In the data below, find each line containing the string "name" and return it.

[Dataset rows describing interfaces]
****************************************
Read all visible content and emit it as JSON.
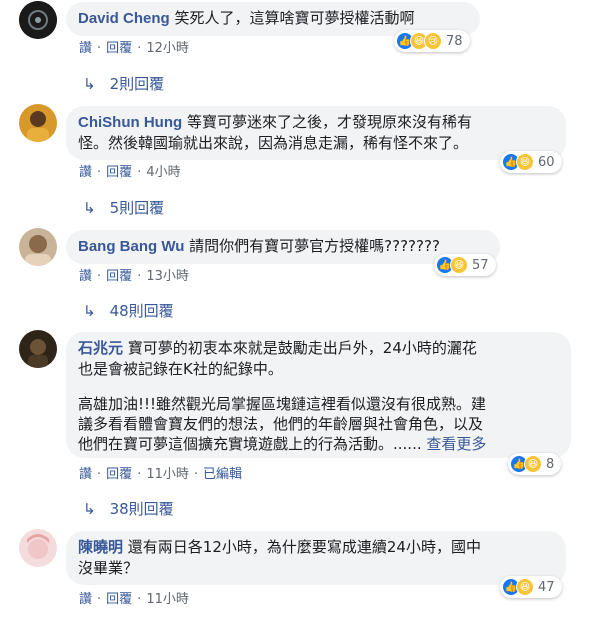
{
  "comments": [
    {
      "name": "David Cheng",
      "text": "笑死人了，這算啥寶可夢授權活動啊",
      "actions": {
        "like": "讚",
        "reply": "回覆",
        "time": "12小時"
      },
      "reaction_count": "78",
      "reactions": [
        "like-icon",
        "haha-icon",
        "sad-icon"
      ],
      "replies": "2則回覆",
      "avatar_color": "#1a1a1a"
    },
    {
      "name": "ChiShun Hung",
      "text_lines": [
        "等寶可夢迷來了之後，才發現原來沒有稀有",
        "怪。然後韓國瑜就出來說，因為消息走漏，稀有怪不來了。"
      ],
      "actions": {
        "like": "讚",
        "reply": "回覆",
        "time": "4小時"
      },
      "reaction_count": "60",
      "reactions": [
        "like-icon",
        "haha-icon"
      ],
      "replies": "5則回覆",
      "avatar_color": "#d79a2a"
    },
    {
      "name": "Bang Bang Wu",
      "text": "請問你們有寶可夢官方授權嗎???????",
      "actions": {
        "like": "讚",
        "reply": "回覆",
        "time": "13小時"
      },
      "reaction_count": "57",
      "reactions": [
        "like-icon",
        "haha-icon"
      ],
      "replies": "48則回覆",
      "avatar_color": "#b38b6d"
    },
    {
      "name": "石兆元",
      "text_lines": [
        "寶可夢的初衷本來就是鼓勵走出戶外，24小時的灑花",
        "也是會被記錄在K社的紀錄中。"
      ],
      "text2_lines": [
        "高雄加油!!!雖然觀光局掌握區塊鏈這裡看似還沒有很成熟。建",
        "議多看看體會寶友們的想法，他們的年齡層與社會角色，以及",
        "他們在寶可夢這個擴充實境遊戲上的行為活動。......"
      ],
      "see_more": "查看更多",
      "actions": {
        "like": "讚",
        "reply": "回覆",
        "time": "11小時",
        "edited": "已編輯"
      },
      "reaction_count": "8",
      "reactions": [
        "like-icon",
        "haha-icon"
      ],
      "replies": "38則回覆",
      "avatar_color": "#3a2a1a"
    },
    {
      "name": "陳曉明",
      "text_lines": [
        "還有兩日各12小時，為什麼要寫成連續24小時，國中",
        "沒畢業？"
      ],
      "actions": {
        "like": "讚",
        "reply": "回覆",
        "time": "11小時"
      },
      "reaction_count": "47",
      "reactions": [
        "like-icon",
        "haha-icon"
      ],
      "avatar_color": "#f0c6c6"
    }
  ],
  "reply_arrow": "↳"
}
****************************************
_Response area_:
      "name": "David Cheng",
      "name": "ChiShun Hung",
      "name": "Bang Bang Wu",
      "name": "石兆元",
      "name": "陳曉明",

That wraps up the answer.